Collected data entries:
Segment Open

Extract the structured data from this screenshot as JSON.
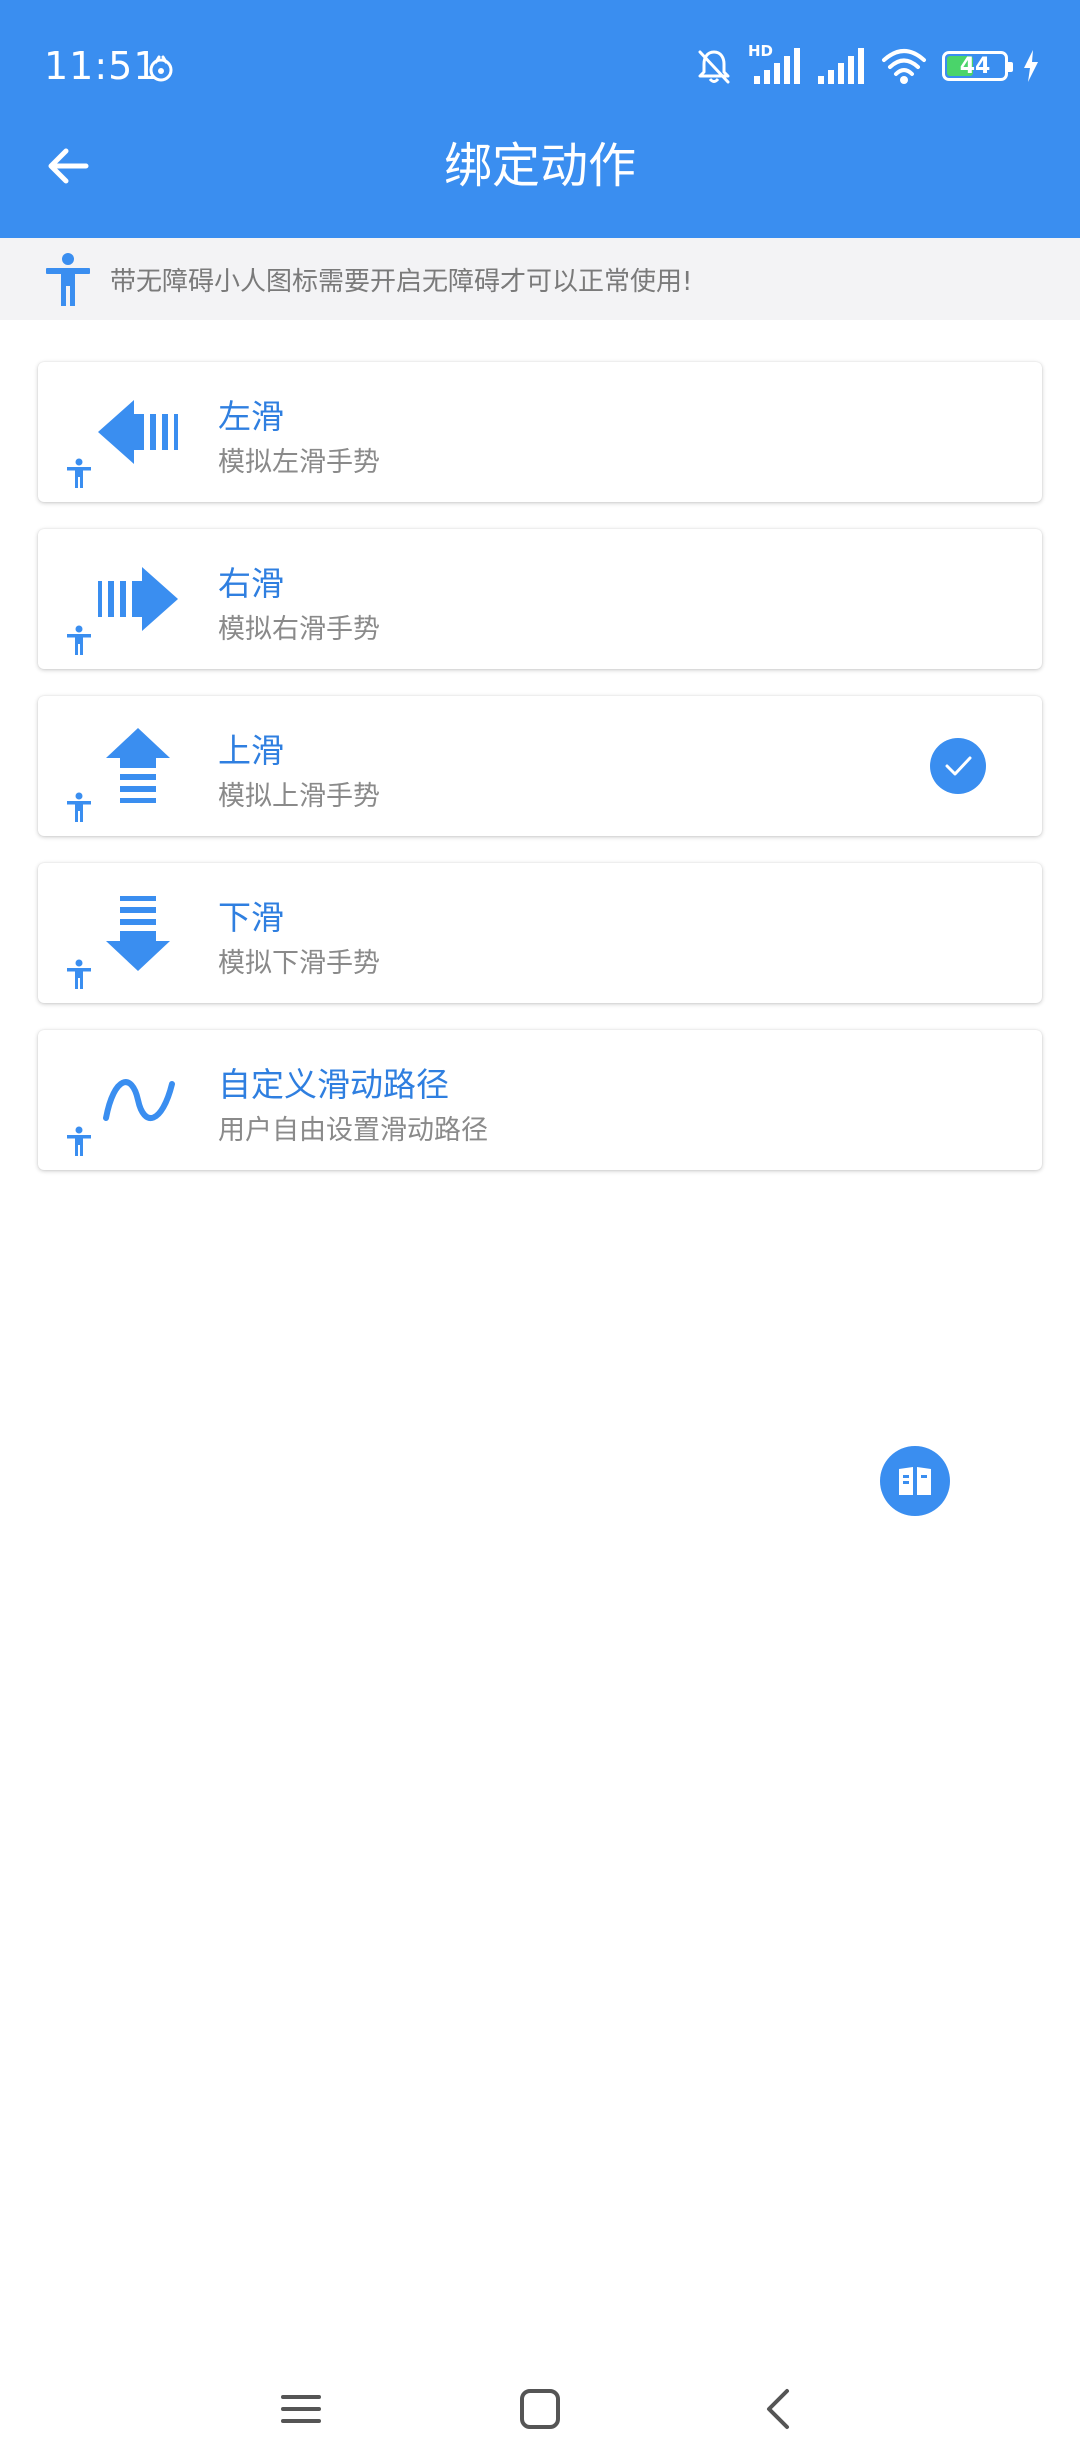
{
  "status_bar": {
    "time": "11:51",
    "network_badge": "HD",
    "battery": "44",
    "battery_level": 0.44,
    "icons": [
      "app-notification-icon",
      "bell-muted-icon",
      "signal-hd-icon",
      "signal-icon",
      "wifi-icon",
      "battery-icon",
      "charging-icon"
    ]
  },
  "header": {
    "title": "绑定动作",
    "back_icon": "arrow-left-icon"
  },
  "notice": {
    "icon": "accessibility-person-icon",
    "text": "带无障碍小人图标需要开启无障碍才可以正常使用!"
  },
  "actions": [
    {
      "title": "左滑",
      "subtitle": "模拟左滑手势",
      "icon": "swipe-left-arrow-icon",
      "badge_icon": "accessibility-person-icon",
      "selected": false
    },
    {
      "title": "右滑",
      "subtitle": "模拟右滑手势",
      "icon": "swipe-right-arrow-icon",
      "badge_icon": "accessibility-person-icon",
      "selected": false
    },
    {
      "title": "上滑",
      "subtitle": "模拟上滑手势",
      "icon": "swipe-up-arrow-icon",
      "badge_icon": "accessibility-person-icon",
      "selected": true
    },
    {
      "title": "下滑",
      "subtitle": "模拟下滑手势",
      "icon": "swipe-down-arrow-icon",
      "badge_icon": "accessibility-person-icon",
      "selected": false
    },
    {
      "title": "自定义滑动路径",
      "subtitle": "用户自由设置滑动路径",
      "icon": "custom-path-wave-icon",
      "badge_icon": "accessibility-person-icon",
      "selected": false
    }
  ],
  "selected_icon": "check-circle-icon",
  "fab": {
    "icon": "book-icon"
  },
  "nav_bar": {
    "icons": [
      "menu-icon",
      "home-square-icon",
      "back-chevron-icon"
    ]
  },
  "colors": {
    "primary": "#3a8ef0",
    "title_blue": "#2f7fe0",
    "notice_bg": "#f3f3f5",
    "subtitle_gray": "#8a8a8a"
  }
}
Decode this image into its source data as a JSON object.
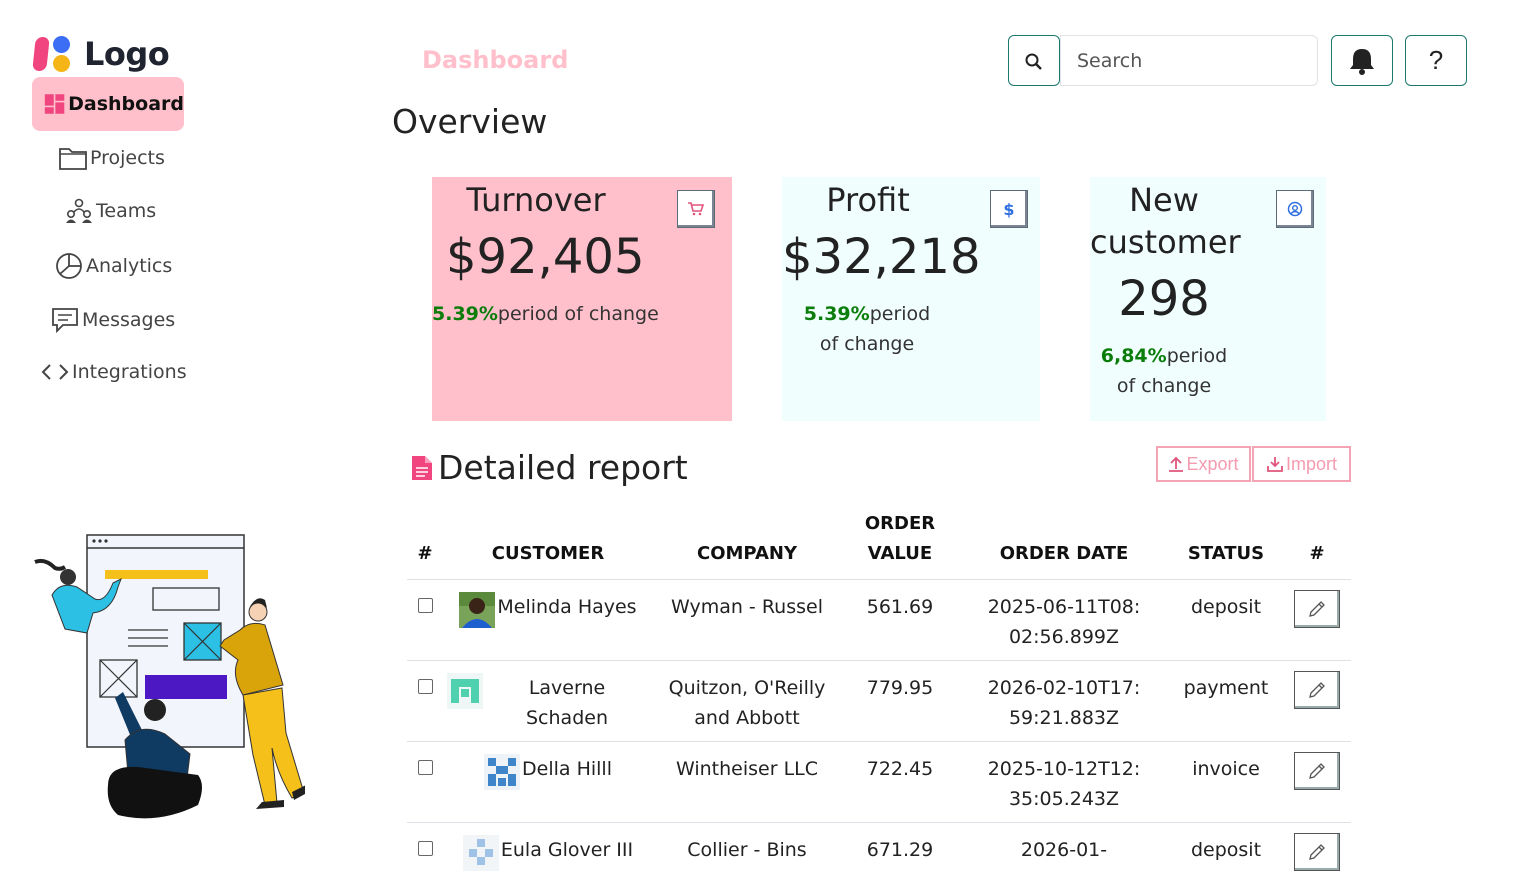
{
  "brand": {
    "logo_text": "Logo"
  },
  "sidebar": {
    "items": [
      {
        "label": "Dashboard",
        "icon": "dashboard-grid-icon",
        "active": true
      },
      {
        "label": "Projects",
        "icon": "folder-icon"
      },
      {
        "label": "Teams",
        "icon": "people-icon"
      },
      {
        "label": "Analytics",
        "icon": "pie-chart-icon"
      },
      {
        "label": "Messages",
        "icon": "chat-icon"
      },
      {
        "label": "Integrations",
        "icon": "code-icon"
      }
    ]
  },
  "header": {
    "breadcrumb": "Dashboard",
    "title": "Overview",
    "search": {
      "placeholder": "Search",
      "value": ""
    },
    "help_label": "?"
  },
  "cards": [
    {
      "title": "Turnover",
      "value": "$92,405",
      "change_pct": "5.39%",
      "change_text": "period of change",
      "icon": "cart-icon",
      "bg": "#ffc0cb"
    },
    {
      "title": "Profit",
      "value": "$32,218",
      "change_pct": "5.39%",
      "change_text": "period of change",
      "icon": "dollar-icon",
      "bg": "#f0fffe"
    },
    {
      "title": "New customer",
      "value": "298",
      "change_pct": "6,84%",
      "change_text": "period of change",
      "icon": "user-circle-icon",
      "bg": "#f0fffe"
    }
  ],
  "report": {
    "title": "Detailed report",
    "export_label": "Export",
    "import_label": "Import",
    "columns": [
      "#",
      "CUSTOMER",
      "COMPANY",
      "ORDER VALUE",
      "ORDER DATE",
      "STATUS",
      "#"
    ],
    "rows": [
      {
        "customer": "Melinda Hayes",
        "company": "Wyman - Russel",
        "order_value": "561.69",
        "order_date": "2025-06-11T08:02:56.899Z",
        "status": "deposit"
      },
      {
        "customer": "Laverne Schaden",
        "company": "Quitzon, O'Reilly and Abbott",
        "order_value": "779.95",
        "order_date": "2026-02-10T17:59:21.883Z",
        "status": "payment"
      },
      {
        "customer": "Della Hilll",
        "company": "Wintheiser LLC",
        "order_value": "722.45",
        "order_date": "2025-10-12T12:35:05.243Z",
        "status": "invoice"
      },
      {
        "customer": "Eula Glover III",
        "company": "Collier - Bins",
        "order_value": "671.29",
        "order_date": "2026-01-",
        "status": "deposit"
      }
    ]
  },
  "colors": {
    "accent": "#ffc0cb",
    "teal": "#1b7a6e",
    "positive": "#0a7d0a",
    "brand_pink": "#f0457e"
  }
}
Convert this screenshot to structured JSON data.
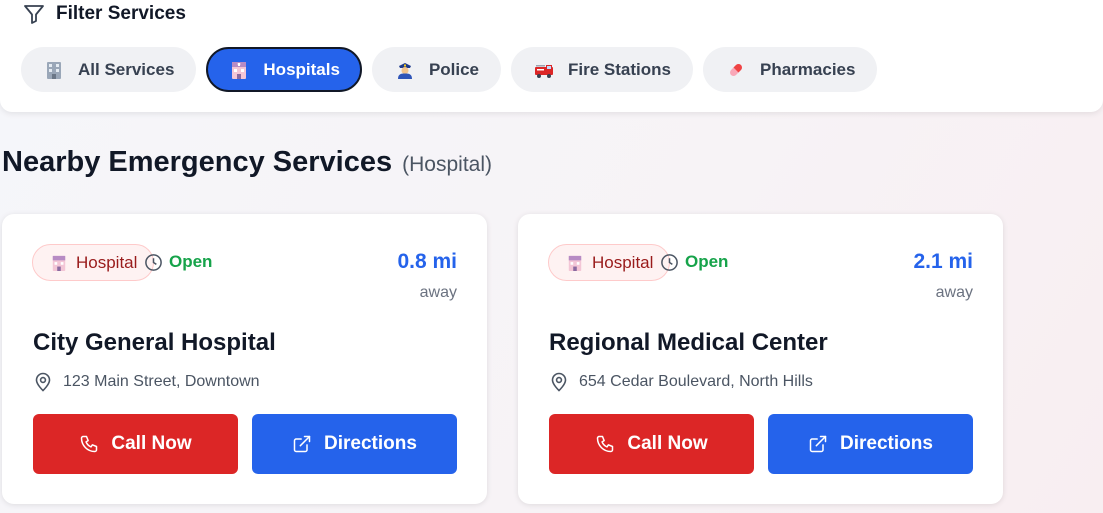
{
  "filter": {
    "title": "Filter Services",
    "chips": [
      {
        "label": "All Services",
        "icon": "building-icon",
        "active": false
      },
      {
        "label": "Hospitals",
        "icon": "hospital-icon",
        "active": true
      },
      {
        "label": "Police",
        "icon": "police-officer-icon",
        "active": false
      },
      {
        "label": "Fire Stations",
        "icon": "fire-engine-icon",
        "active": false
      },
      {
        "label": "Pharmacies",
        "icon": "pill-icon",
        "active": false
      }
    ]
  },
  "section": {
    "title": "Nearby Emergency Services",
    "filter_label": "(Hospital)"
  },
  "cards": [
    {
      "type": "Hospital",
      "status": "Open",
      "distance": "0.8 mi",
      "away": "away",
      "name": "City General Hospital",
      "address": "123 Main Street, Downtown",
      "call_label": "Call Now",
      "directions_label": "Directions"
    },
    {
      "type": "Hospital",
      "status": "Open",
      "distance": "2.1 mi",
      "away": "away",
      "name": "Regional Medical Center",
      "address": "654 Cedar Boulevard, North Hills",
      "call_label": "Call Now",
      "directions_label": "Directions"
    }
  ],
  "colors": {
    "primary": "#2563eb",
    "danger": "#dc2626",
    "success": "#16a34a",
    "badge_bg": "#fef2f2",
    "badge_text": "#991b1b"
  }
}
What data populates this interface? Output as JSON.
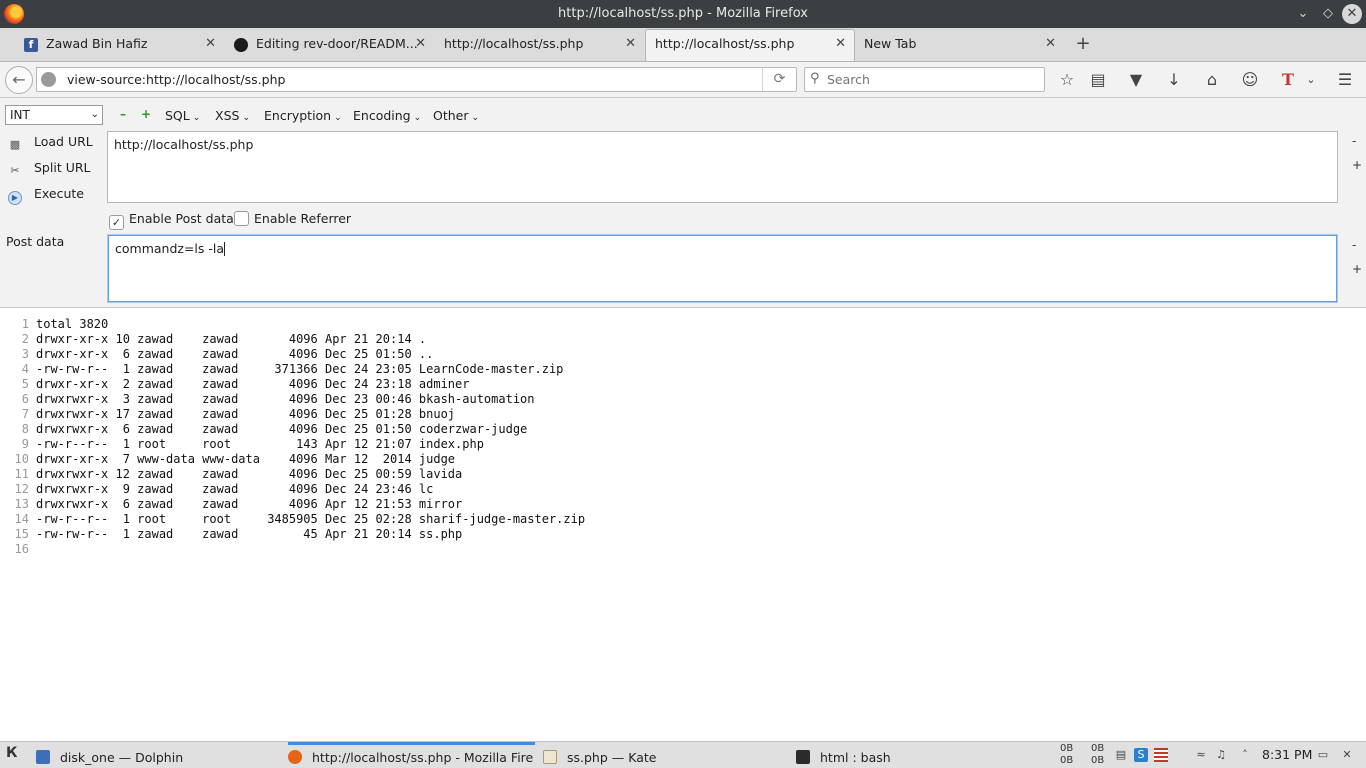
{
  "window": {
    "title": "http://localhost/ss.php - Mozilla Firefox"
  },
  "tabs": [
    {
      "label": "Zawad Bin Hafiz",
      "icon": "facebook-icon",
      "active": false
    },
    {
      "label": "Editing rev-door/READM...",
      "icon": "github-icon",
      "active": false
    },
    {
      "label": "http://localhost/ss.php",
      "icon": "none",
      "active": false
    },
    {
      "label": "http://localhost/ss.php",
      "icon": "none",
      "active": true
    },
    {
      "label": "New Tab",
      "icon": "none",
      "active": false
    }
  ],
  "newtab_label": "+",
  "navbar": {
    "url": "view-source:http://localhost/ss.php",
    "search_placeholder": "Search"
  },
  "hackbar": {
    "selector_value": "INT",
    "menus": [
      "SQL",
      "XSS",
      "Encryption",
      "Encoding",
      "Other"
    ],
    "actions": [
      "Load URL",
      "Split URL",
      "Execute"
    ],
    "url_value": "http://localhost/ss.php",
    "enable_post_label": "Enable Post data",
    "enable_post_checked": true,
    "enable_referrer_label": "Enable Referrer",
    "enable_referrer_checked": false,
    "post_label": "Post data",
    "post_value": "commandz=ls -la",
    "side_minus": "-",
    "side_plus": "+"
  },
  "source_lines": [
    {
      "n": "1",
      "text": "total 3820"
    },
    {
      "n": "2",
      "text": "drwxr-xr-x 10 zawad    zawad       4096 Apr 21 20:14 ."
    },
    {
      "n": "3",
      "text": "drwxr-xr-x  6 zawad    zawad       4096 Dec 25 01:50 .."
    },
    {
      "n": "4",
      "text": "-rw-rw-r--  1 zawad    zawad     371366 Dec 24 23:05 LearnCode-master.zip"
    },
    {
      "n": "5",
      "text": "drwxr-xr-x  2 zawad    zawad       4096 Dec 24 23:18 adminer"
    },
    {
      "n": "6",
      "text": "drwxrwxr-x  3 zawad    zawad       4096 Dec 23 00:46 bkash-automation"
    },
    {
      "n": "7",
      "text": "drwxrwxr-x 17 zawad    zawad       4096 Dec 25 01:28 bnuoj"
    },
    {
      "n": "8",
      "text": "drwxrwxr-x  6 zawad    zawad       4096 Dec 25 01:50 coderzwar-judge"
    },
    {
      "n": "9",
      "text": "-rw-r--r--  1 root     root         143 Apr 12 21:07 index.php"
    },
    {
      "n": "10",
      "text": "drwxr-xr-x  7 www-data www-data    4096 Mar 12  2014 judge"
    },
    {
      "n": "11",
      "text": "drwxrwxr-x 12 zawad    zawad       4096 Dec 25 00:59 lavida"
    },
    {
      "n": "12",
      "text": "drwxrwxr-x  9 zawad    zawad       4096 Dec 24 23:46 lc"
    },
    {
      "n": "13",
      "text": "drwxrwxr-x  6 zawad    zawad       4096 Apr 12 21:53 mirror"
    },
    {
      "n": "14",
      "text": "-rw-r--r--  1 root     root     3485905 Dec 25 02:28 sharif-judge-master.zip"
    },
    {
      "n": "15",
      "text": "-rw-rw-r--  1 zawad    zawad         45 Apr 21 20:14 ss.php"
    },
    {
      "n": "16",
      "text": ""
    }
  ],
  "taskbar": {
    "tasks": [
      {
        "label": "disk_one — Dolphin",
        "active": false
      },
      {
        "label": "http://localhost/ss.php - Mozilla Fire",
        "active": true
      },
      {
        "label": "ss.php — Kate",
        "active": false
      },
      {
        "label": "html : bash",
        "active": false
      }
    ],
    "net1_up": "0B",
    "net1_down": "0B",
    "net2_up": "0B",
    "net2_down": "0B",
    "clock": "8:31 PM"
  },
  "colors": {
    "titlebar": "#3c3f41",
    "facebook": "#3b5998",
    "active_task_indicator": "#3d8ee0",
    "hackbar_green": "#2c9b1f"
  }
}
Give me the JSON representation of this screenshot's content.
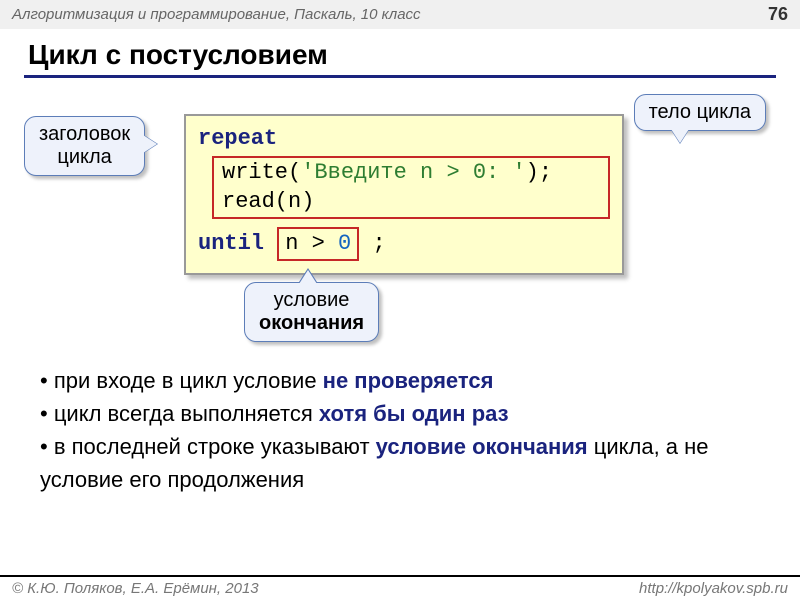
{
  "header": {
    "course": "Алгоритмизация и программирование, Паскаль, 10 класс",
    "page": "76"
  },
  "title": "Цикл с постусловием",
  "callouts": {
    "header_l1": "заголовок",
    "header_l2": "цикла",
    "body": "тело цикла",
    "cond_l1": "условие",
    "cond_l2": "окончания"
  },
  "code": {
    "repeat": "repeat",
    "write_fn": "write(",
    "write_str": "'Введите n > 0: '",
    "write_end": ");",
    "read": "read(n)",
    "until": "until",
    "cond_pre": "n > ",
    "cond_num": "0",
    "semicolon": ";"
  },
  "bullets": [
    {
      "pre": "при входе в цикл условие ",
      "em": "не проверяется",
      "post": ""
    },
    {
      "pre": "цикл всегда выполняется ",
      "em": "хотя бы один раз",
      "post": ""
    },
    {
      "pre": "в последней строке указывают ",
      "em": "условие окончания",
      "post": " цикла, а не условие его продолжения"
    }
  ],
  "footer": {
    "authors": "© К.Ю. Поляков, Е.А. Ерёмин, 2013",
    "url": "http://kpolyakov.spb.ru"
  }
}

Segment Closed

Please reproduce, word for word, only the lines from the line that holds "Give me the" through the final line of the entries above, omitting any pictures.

→ **Task response**
Give me the JSON representation of this screenshot's content.
{
  "header": {
    "course": "Алгоритмизация и программирование, Паскаль, 10 класс",
    "page": "76"
  },
  "title": "Цикл с постусловием",
  "callouts": {
    "header_l1": "заголовок",
    "header_l2": "цикла",
    "body": "тело цикла",
    "cond_l1": "условие",
    "cond_l2": "окончания"
  },
  "code": {
    "repeat": "repeat",
    "write_fn": "write(",
    "write_str": "'Введите n > 0: '",
    "write_end": ");",
    "read": "read(n)",
    "until": "until",
    "cond_pre": "n > ",
    "cond_num": "0",
    "semicolon": ";"
  },
  "bullets": [
    {
      "pre": "при входе в цикл условие ",
      "em": "не проверяется",
      "post": ""
    },
    {
      "pre": "цикл всегда выполняется ",
      "em": "хотя бы один раз",
      "post": ""
    },
    {
      "pre": "в последней строке указывают ",
      "em": "условие окончания",
      "post": " цикла, а не условие его продолжения"
    }
  ],
  "footer": {
    "authors": "© К.Ю. Поляков, Е.А. Ерёмин, 2013",
    "url": "http://kpolyakov.spb.ru"
  }
}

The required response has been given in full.